2016 Critical Thinking Initiatives Faculty Grants Announced
The Office of Critical Thinking Initiatives announces the faculty grants awards for 2016. The recipients are:
Casey Dozier (Career Center)
Valliere Richard Auzene (College of Motion Picture Arts)
Scott Pohler (Air Force, ROTC)
Lisa Weinbert (Sociology)
Michael Kaschak (Psychology)
Kyle Killian (Art History)
Lisa Tripp (College of Motion Picture Arts)
Faculty members undertaking a Faculty Fellows Projects have agreed to modify the content and pedagogical techniques associated with one key junior or senior course and to teach that course twice over the two granting period. Discipline-Focused Projects address critical thinking development across the junior and senior year.
“We are very excited to have this impressive group of colleagues join in enhancing critical thinking skills across FSU’s campus,” said Lynn Hogan, Director of the Office of Critical Thinking Initiatives. “With the addition of these faculty members, 19 unique majors and 11 colleges along with units in student affairs are addressing this important skill set.”
The Office of Critical Thinking Initiatives was launched in 2014 to further the development of critical thinking among our students by helping them enhance the above skills. The charge originates from the Quality Enhancement Plan Think FSU: Improving Critical Thinking in the Disciplines, but reflects an institution-wide belief in the importance of critical thinking to our graduates and the positive impact it can have on society as a whole. In December 2014, the Southern Association of Colleges and Schools Commission on Colleges accepted the plan.
Wednesday, April 22, 2015
Office of Critical Thinking Initiatives Awards Grants to Enhance Student Critical Thinking Skills
The Office of Critical Thinking Initiatives awarded eight faculty grants in spring 2015. These awards were made to faculty members who will be enhancing critical thinking skills among juniors and seniors across different disciplines. Five of the grants went to faculty members who will lead discipline focused projects over the next two or three years. Three faculty members received funding as Faculty Fellows to enhance critical thinking in key upper division courses. The award recipients are:
Kevin Dixon, Biology
Roxanne Hauber, Nursing
Mark Fuelner, Public Safety
Richard Morris, Communication Science and Disorders
Marlo Ransdall, Interior Design
Ella-Mae Daniel, School of Teacher Education
Emily DuVal, Biology
Timothy Kinney, Entrepreneurship, Strategy and Information Systems Development

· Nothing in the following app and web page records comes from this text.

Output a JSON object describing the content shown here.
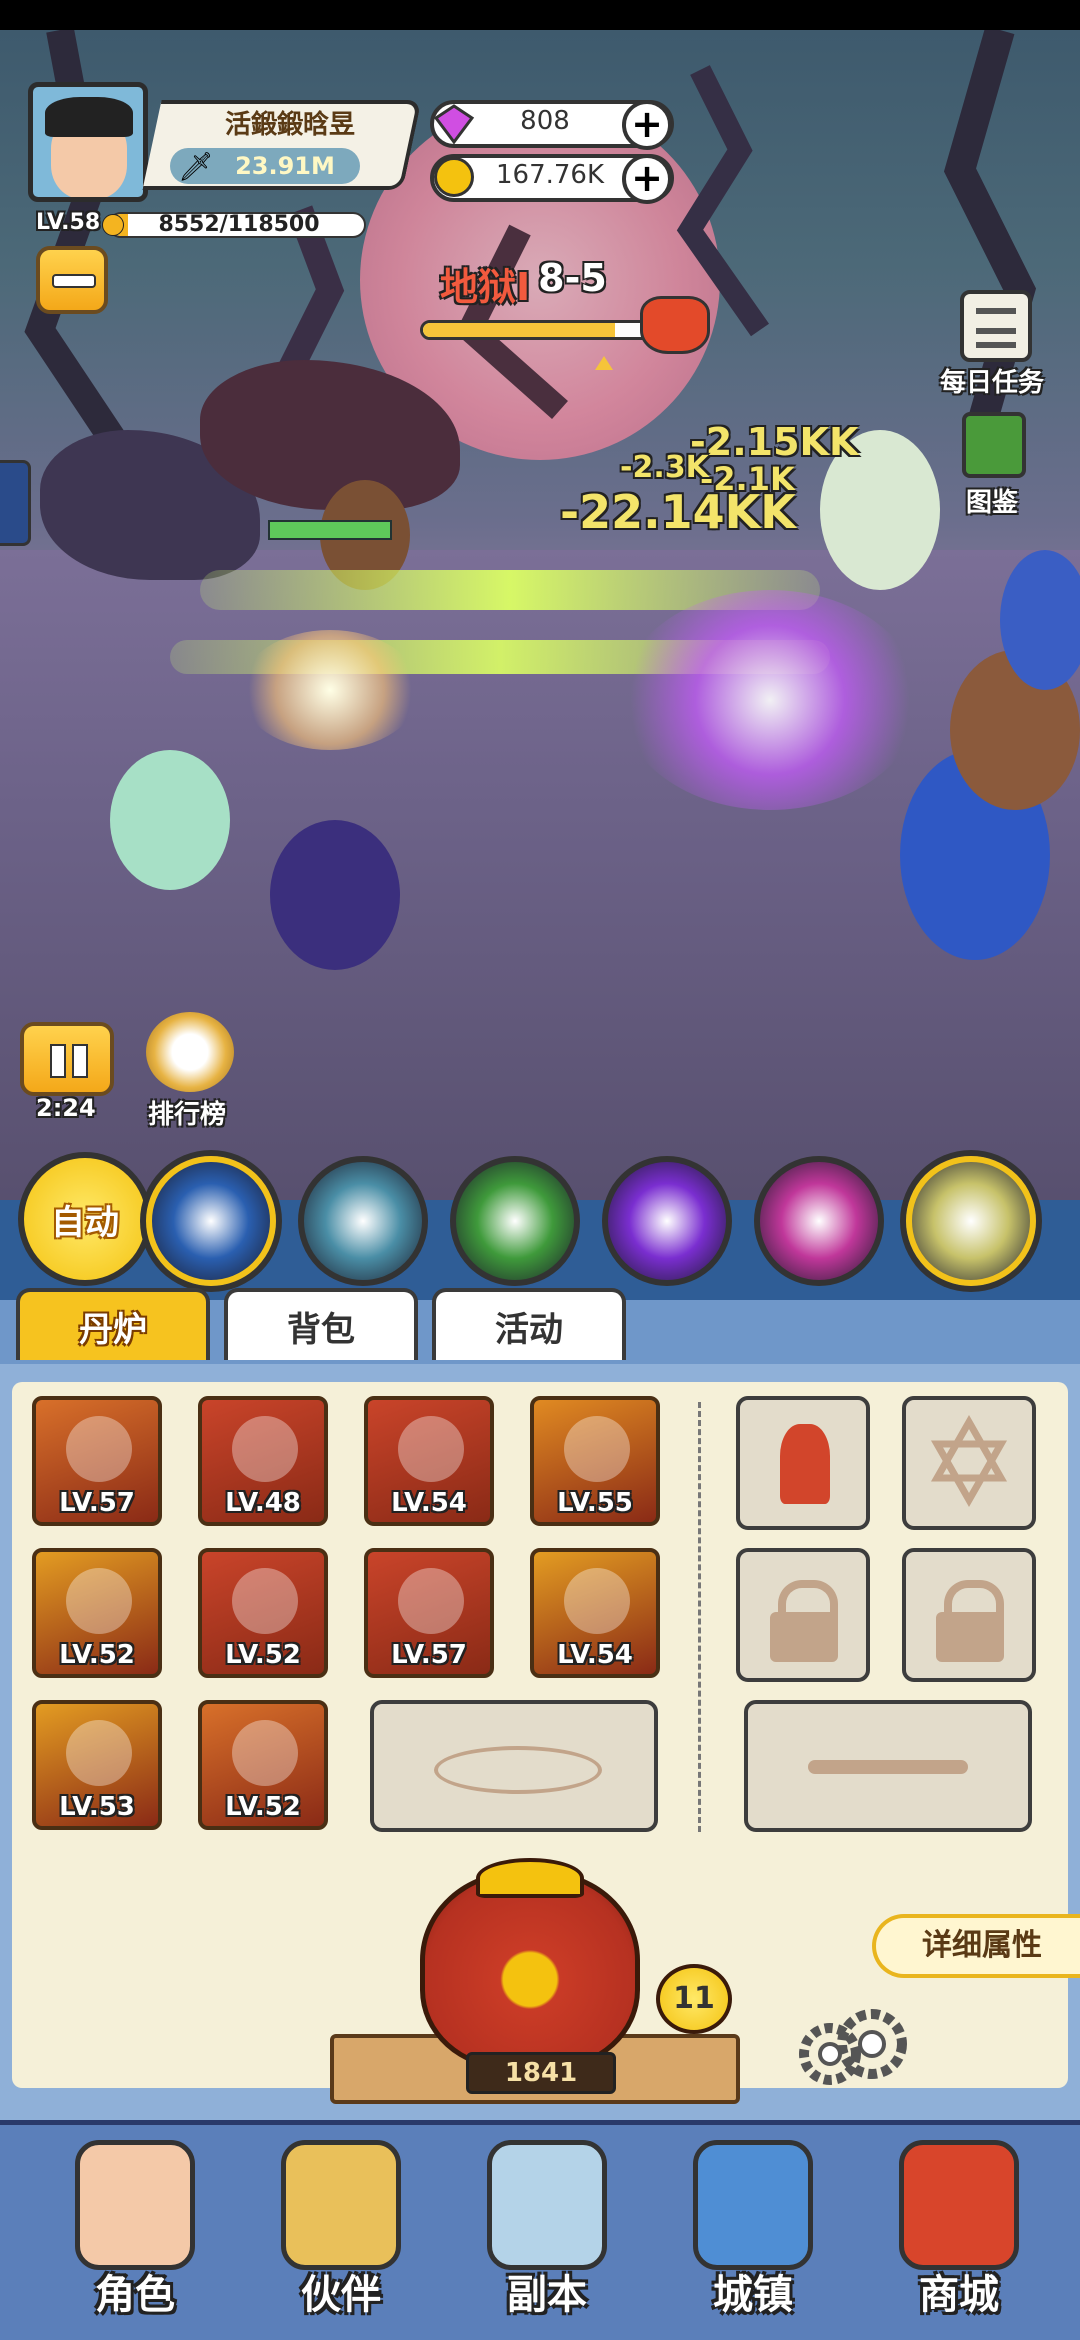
{
  "player": {
    "name": "活鍛鍛晗昱",
    "power": "23.91M",
    "level": "LV.58",
    "exp": "8552/118500",
    "exp_fraction": 0.072
  },
  "currency": {
    "gems": "808",
    "gold": "167.76K"
  },
  "stage": {
    "name": "地狱I",
    "number": "8-5",
    "progress_fraction": 0.85
  },
  "damage_texts": [
    "-22.14KK",
    "-2.15KK",
    "-2.1K",
    "-2.3K"
  ],
  "right_menu": {
    "daily_tasks": "每日任务",
    "codex": "图鉴"
  },
  "battle_controls": {
    "timer": "2:24",
    "ranking": "排行榜"
  },
  "skills": {
    "auto_label": "自动",
    "items": [
      {
        "icon": "blue-comet-icon",
        "color": "#2a5fb0"
      },
      {
        "icon": "ice-dragon-icon",
        "color": "#4a8ea6"
      },
      {
        "icon": "green-orb-icon",
        "color": "#3f9a3b"
      },
      {
        "icon": "purple-vortex-icon",
        "color": "#7a2ed0"
      },
      {
        "icon": "pink-spiral-icon",
        "color": "#c0379a"
      },
      {
        "icon": "lightning-rune-icon",
        "color": "#c7c26a"
      }
    ]
  },
  "tabs": [
    "丹炉",
    "背包",
    "活动"
  ],
  "equipment": [
    {
      "icon": "sword-icon",
      "level": "LV.57",
      "bg": "#d8702a"
    },
    {
      "icon": "horned-helmet-icon",
      "level": "LV.48",
      "bg": "#c9442a"
    },
    {
      "icon": "robe-icon",
      "level": "LV.54",
      "bg": "#c9442a"
    },
    {
      "icon": "phoenix-orb-icon",
      "level": "LV.55",
      "bg": "#e08a22"
    },
    {
      "icon": "golden-wing-icon",
      "level": "LV.52",
      "bg": "#e39c22"
    },
    {
      "icon": "bagua-icon",
      "level": "LV.52",
      "bg": "#c9442a"
    },
    {
      "icon": "dragon-whip-icon",
      "level": "LV.57",
      "bg": "#c9442a"
    },
    {
      "icon": "golden-dragon-orb-icon",
      "level": "LV.54",
      "bg": "#e39c22"
    },
    {
      "icon": "belt-icon",
      "level": "LV.53",
      "bg": "#e39c22"
    },
    {
      "icon": "boots-icon",
      "level": "LV.52",
      "bg": "#d8702a"
    }
  ],
  "furnace": {
    "count": "1841",
    "level": "11",
    "details_label": "详细属性"
  },
  "bottom_nav": [
    "角色",
    "伙伴",
    "副本",
    "城镇",
    "商城"
  ]
}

The Discipline-Focused Projects and the Faculty Fellows Program grew out of ThinkFSU, the university’s Quality Enhancement Plan (QEP). According to Lynn Hogan, Director of Critical Thinking Initiatives, “ FSU has committed to enhancing critical thinking skills among juniors and seniors. These grants support faculty as they develop new teaching and curricular interventions aimed at furthering those skills among students. These eight recipients bring different perspectives to the critical thinking conversation and their projects are going to make our students better critical thinkers.”
FSU’s emphasis on critical thinking skills among juniors and seniors emerged through a campus-wide effort to identify a QEP project. The Southern Association of Colleges and Schools, Commission for Colleges approved the final proposal, ThinkFSU: Improving Critical Thinking in the Disciplines, in December 2014.

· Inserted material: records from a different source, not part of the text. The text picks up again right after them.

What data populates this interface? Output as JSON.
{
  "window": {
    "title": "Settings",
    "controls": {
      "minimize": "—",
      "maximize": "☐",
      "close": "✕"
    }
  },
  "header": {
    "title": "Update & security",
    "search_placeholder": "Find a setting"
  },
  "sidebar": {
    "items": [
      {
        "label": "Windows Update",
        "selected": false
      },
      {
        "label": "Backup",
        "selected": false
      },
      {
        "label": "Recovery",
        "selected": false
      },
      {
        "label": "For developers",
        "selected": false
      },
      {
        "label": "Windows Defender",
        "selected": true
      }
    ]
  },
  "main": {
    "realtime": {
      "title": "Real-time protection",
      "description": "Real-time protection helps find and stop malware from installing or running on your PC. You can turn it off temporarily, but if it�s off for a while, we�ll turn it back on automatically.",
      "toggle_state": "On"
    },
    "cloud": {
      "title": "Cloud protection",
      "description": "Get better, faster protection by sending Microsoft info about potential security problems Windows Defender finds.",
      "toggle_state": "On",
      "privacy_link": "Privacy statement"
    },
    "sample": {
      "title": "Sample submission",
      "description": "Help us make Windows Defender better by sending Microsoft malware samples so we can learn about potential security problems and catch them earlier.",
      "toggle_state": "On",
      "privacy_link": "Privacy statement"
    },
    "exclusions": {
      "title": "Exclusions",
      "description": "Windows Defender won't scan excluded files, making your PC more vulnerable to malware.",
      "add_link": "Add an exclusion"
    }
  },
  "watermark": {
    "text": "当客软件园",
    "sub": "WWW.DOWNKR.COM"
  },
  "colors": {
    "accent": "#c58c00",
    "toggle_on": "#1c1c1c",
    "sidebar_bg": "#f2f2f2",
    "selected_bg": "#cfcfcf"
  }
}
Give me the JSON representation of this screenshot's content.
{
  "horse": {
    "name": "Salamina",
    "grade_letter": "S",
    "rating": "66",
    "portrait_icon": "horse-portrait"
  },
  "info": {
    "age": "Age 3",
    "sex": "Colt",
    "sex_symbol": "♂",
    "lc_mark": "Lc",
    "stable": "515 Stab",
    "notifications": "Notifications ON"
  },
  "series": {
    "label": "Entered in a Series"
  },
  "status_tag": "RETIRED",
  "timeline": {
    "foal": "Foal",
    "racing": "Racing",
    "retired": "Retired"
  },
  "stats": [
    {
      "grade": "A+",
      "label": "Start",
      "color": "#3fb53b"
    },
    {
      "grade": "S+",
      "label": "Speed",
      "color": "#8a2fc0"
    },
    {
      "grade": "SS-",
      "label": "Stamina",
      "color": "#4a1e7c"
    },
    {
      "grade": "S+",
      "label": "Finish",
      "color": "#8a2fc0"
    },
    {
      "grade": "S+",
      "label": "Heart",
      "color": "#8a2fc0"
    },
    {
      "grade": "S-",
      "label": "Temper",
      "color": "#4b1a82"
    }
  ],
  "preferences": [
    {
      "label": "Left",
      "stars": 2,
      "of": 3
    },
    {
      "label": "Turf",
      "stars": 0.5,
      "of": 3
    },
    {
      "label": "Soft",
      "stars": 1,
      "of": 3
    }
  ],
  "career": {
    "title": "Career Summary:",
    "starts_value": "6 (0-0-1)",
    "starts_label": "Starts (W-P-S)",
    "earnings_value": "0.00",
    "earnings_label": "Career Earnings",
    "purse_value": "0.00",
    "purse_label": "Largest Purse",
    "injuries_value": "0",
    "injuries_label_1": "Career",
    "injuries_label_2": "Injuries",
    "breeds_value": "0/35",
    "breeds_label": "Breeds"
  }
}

Career Center Staff Publish on the Critical Thinking.
Janet Lenz, Vanessa Frierson Freeman, Kelvin Rutledge and Calvin Williams published the article Promoting Critical Thinking in Students: A Career Center’s Strategy in the November 2015 issue of the NACE Journal. The journal is produced by the National Association of Colleges and Employers.
The Office of Critical Thinking and Dr. Richard Morris’ Discipline-Focused Project Critical Thinking Project in Communication Science and Disorders were featured the July 24 section of FSU Headlines which aired on WFSU. Nora Bertolaet prepared the broadcast.

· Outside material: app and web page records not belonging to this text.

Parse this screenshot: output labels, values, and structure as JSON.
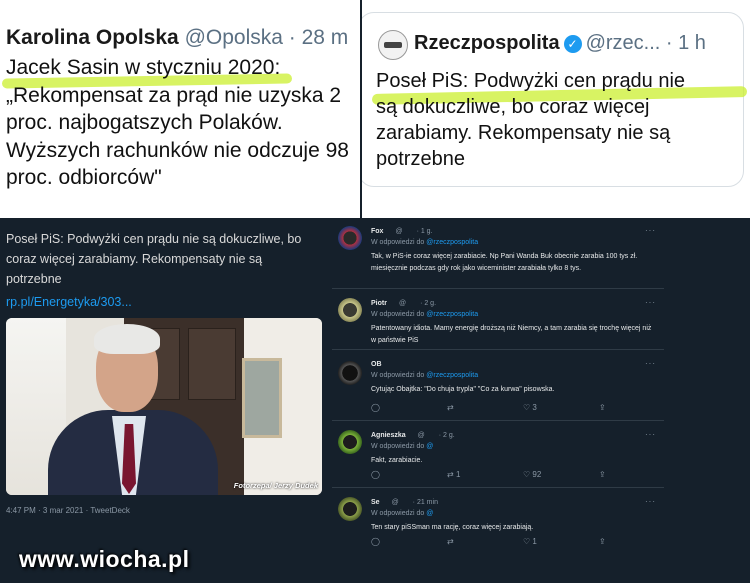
{
  "top_left": {
    "name": "Karolina Opolska",
    "handle": "@Opolska",
    "time": "· 28 m",
    "lines": [
      "Jacek Sasin w styczniu 2020:",
      "„Rekompensat za prąd nie uzyska 2",
      "proc. najbogatszych Polaków.",
      "Wyższych rachunków nie odczuje 98",
      "proc. odbiorców\""
    ]
  },
  "top_right": {
    "name": "Rzeczpospolita",
    "verified": "✓",
    "handle": "@rzec...",
    "time": "· 1 h",
    "lines": [
      "Poseł PiS: Podwyżki cen prądu nie",
      "są dokuczliwe, bo coraz więcej",
      "zarabiamy. Rekompensaty nie są",
      "potrzebne"
    ]
  },
  "main_tweet": {
    "text": "Poseł PiS: Podwyżki cen prądu nie są dokuczliwe, bo coraz więcej zarabiamy. Rekompensaty nie są potrzebne",
    "link": "rp.pl/Energetyka/303...",
    "photo_credit": "Fotorzepa/ Jerzy Dudek",
    "meta": "4:47 PM · 3 mar 2021 · TweetDeck"
  },
  "replies": [
    {
      "name": "Fox",
      "handle": "@",
      "time": "· 1 g.",
      "in_reply_prefix": "W odpowiedzi do ",
      "in_reply_to": "@rzeczpospolita",
      "text": "Tak, w PiS-ie coraz więcej zarabiacie. Np Pani Wanda Buk obecnie zarabia 100 tys zł. miesięcznie podczas gdy rok jako wiceminister zarabiała tylko 8 tys.",
      "avatar_color": "#8a1e2c",
      "actions": {}
    },
    {
      "name": "Piotr",
      "handle": "@",
      "time": "· 2 g.",
      "in_reply_prefix": "W odpowiedzi do ",
      "in_reply_to": "@rzeczpospolita",
      "text": "Patentowany idiota. Mamy energię droższą niż Niemcy, a tam zarabia się trochę więcej niż w państwie PiS",
      "avatar_color": "#c9c68a",
      "actions": {}
    },
    {
      "name": "OB",
      "handle": "",
      "time": "",
      "in_reply_prefix": "W odpowiedzi do ",
      "in_reply_to": "@rzeczpospolita",
      "text": "Cytując Obajtka: \"Do chuja trypla\" \"Co za kurwa\" pisowska.",
      "avatar_color": "#2b2b2b",
      "actions": {
        "reply": "",
        "retweet": "",
        "like": "3"
      }
    },
    {
      "name": "Agnieszka",
      "handle": "@",
      "time": "· 2 g.",
      "in_reply_prefix": "W odpowiedzi do ",
      "in_reply_to": "@",
      "text": "Fakt, zarabiacie.",
      "avatar_color": "#5d8a2a",
      "actions": {
        "reply": "",
        "retweet": "1",
        "like": "92"
      }
    },
    {
      "name": "Se",
      "handle": "@",
      "time": "· 21 min",
      "in_reply_prefix": "W odpowiedzi do ",
      "in_reply_to": "@",
      "text": "Ten stary piSSman ma rację, coraz więcej zarabiają.",
      "avatar_color": "#6a7d3a",
      "actions": {
        "reply": "",
        "retweet": "",
        "like": "1"
      }
    }
  ],
  "icons": {
    "reply": "◯",
    "retweet": "⇄",
    "like": "♡",
    "share": "⇪",
    "more": "···"
  },
  "watermark": "www.wiocha.pl",
  "colors": {
    "highlight": "#cbef2f",
    "link": "#1d9bf0",
    "dark_bg": "#15202b"
  }
}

Employers are increasingly saying that a capacity to think critically, communicate clearly and solve complex problems is more important than a job candidate's undergraduate major.